(Dataset rows for apps and sites)
☆ ☆ ☆

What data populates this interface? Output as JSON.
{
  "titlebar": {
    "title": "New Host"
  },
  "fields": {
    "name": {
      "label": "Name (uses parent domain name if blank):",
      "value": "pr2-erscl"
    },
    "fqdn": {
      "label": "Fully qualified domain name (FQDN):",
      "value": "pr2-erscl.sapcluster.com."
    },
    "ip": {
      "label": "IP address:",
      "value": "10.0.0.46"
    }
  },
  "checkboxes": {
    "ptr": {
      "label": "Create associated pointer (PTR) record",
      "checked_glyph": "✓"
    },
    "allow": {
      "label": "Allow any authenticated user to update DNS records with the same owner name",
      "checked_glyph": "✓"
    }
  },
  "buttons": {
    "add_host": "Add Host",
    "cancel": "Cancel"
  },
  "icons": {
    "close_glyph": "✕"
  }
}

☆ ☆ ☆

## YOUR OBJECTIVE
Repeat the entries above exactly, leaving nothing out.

## REPLY
What data populates this interface? Output as JSON.
{
  "titlebar": {
    "title": "New Host"
  },
  "fields": {
    "name": {
      "label": "Name (uses parent domain name if blank):",
      "value": "pr2-erscl"
    },
    "fqdn": {
      "label": "Fully qualified domain name (FQDN):",
      "value": "pr2-erscl.sapcluster.com."
    },
    "ip": {
      "label": "IP address:",
      "value": "10.0.0.46"
    }
  },
  "checkboxes": {
    "ptr": {
      "label": "Create associated pointer (PTR) record",
      "checked_glyph": "✓"
    },
    "allow": {
      "label": "Allow any authenticated user to update DNS records with the same owner name",
      "checked_glyph": "✓"
    }
  },
  "buttons": {
    "add_host": "Add Host",
    "cancel": "Cancel"
  },
  "icons": {
    "close_glyph": "✕"
  }
}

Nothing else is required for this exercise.